**Instructions to follow:**
Below are records. Copy every line with "Layouts" in it.

[Page and application data records]
<<<<
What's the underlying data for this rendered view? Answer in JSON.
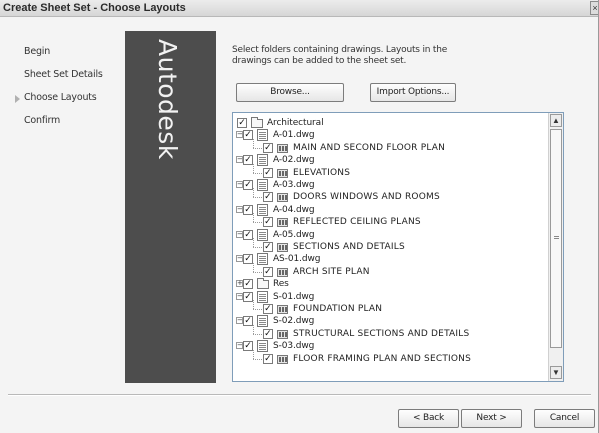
{
  "window": {
    "title": "Create Sheet Set - Choose Layouts",
    "close_glyph": "×"
  },
  "steps": [
    {
      "label": "Begin"
    },
    {
      "label": "Sheet Set Details"
    },
    {
      "label": "Choose Layouts",
      "current": true
    },
    {
      "label": "Confirm"
    }
  ],
  "brand": {
    "text": "Autodesk"
  },
  "instructions": "Select folders containing drawings. Layouts in the drawings can be added to the sheet set.",
  "buttons": {
    "browse": "Browse...",
    "import_options": "Import Options...",
    "back": "< Back",
    "next": "Next >",
    "cancel": "Cancel"
  },
  "tree": [
    {
      "level": 0,
      "type": "folder",
      "label": "Architectural",
      "checked": true,
      "expander": ""
    },
    {
      "level": 1,
      "type": "dwg",
      "label": "A-01.dwg",
      "checked": true,
      "expander": "−"
    },
    {
      "level": 2,
      "type": "layout",
      "label": "MAIN AND SECOND FLOOR PLAN",
      "checked": true,
      "expander": ""
    },
    {
      "level": 1,
      "type": "dwg",
      "label": "A-02.dwg",
      "checked": true,
      "expander": "−"
    },
    {
      "level": 2,
      "type": "layout",
      "label": "ELEVATIONS",
      "checked": true,
      "expander": ""
    },
    {
      "level": 1,
      "type": "dwg",
      "label": "A-03.dwg",
      "checked": true,
      "expander": "−"
    },
    {
      "level": 2,
      "type": "layout",
      "label": "DOORS WINDOWS AND ROOMS",
      "checked": true,
      "expander": ""
    },
    {
      "level": 1,
      "type": "dwg",
      "label": "A-04.dwg",
      "checked": true,
      "expander": "−"
    },
    {
      "level": 2,
      "type": "layout",
      "label": "REFLECTED CEILING PLANS",
      "checked": true,
      "expander": ""
    },
    {
      "level": 1,
      "type": "dwg",
      "label": "A-05.dwg",
      "checked": true,
      "expander": "−"
    },
    {
      "level": 2,
      "type": "layout",
      "label": "SECTIONS AND DETAILS",
      "checked": true,
      "expander": ""
    },
    {
      "level": 1,
      "type": "dwg",
      "label": "AS-01.dwg",
      "checked": true,
      "expander": "−"
    },
    {
      "level": 2,
      "type": "layout",
      "label": "ARCH SITE PLAN",
      "checked": true,
      "expander": ""
    },
    {
      "level": 1,
      "type": "folder",
      "label": "Res",
      "checked": true,
      "expander": "+"
    },
    {
      "level": 1,
      "type": "dwg",
      "label": "S-01.dwg",
      "checked": true,
      "expander": "−"
    },
    {
      "level": 2,
      "type": "layout",
      "label": "FOUNDATION PLAN",
      "checked": true,
      "expander": ""
    },
    {
      "level": 1,
      "type": "dwg",
      "label": "S-02.dwg",
      "checked": true,
      "expander": "−"
    },
    {
      "level": 2,
      "type": "layout",
      "label": "STRUCTURAL SECTIONS AND DETAILS",
      "checked": true,
      "expander": ""
    },
    {
      "level": 1,
      "type": "dwg",
      "label": "S-03.dwg",
      "checked": true,
      "expander": "−"
    },
    {
      "level": 2,
      "type": "layout",
      "label": "FLOOR FRAMING PLAN AND SECTIONS",
      "checked": true,
      "expander": ""
    }
  ],
  "scrollbar": {
    "up_glyph": "▲",
    "down_glyph": "▼",
    "grip_glyph": "≡"
  },
  "colors": {
    "brand_panel": "#4d4d4d",
    "window_bg": "#f4f4f4",
    "tree_border": "#7f9db9"
  }
}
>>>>
**Exercise answer:**
    "title": "Create Sheet Set - Choose Layouts",
      "label": "Choose Layouts",
  "instructions": "Select folders containing drawings. Layouts in the drawings can be added to the sheet set.",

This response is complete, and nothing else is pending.